Virtualization reaches from hand-held devices to the data center to the clouds. Virtually Speaking examines the forces behind this expansion, the suppliers of the technology and the organizations using the technology.
Daniel Kusnetzky, a reformed software engineer and product manager, founded Kusnetzky Group LLC in 2006. He's literally written the book on virtualization and often comments on cloud computing, mobility and systems software. In his spare time, he's also the managing partner of Lux Sonus LLC, an investment firm.
Kenneth 'Ken' Hess is a full-time Windows and Linux system administrator with 20 years of experience with Mac, Linux, UNIX, and Windows systems in large multi-data center environments.
I've had a number of discussions with suppliers of software for both virtual processing and management of virtualized resources. In almost every case, something very important is being left unsaid during these discussions.
In honor of the demo goddess, my chat with the good folks of Cassatt was rescheduled four times. They had to reschedule.
Here's an update on the continuing saga of my broken HTC Advantage. The post, Repair of my HTC Advantage Part 1, laid out the situation.
Quest Software has been acquiring other management software companies rapidly over the past year or so. This includes companies such as Provision Networks, Vizioncore, ScriptLogic.
While traveling over the weekend, I had the interesting experience of having the microdrive in my HTC Advantage die. This post is likely to be the first in a series chronicling my experiences with HTC's customer service.
Platform Computing has been a player in virtual processing and management software for virtualized resources since 1992. Platform LSF has been the company's flagship product since those early days.
Most products designed to help organizations use virtual machine software as the foundation for development and testing create a "sandbox" or encapsulated environment for systems and functions.

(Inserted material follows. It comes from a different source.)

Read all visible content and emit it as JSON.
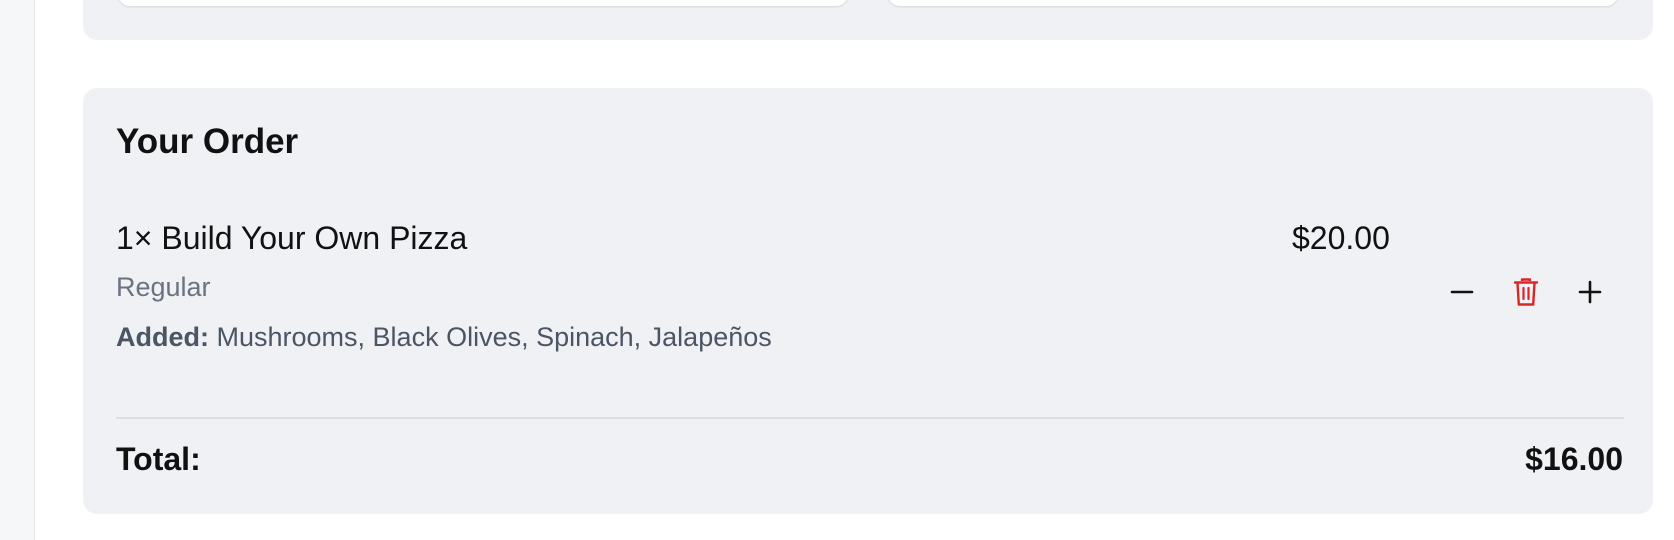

While this approach has several advantages, a recent discussion with StackSafe highlighted a few issues it creates.
In earlier posts, I laid out what some in the industry are calling "Virtualization 2.0" and what some of the barriers are to adopting that approach.
I was so enmeshed in the XenDesktop happenings at Citrix Synergy last week that I paid little notice to virtualization market leader VMware, which made some significant VDI-related announcements of it own.